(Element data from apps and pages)
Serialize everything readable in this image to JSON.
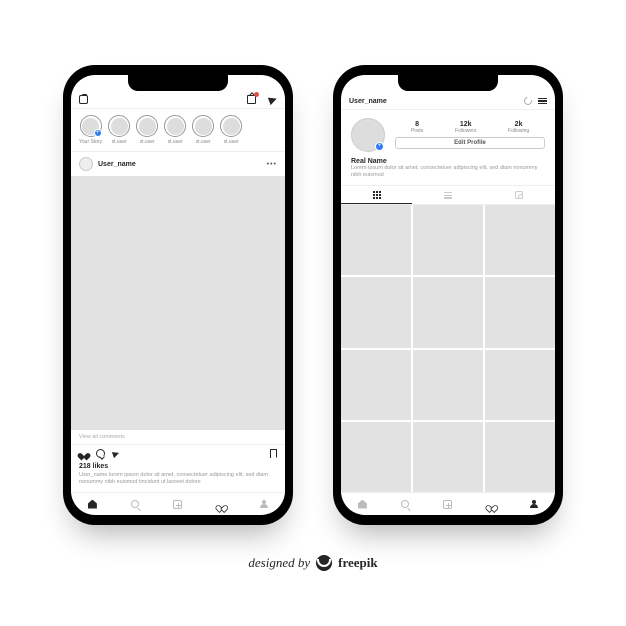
{
  "feed": {
    "stories": [
      {
        "label": "Your Story",
        "add": true
      },
      {
        "label": "st.user"
      },
      {
        "label": "st.user"
      },
      {
        "label": "st.user"
      },
      {
        "label": "st.user"
      },
      {
        "label": "st.user"
      }
    ],
    "post": {
      "username": "User_name",
      "view_comments": "View all comments",
      "likes": "218 likes",
      "caption": "User_name lorem ipsum dolor sit amet, consectetuer adipiscing elit, sed diam nonummy nibh euismod tincidunt ut laoreet dolore"
    }
  },
  "profile": {
    "username": "User_name",
    "stats": {
      "posts_n": "8",
      "posts_l": "Posts",
      "followers_n": "12k",
      "followers_l": "Followers",
      "following_n": "2k",
      "following_l": "Following"
    },
    "edit_label": "Edit Profile",
    "real_name": "Real Name",
    "bio": "Lorem ipsum dolor sit amet, consectetuer adipiscing elit, sed diam nonummy nibh euismod"
  },
  "credit": {
    "pre": "designed by",
    "brand": "freepik"
  }
}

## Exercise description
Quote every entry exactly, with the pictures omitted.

## Written answer
Serialize everything readable in this image to JSON.
{
  "feed": {
    "stories": [
      {
        "label": "Your Story",
        "add": true
      },
      {
        "label": "st.user"
      },
      {
        "label": "st.user"
      },
      {
        "label": "st.user"
      },
      {
        "label": "st.user"
      },
      {
        "label": "st.user"
      }
    ],
    "post": {
      "username": "User_name",
      "view_comments": "View all comments",
      "likes": "218 likes",
      "caption": "User_name lorem ipsum dolor sit amet, consectetuer adipiscing elit, sed diam nonummy nibh euismod tincidunt ut laoreet dolore"
    }
  },
  "profile": {
    "username": "User_name",
    "stats": {
      "posts_n": "8",
      "posts_l": "Posts",
      "followers_n": "12k",
      "followers_l": "Followers",
      "following_n": "2k",
      "following_l": "Following"
    },
    "edit_label": "Edit Profile",
    "real_name": "Real Name",
    "bio": "Lorem ipsum dolor sit amet, consectetuer adipiscing elit, sed diam nonummy nibh euismod"
  },
  "credit": {
    "pre": "designed by",
    "brand": "freepik"
  }
}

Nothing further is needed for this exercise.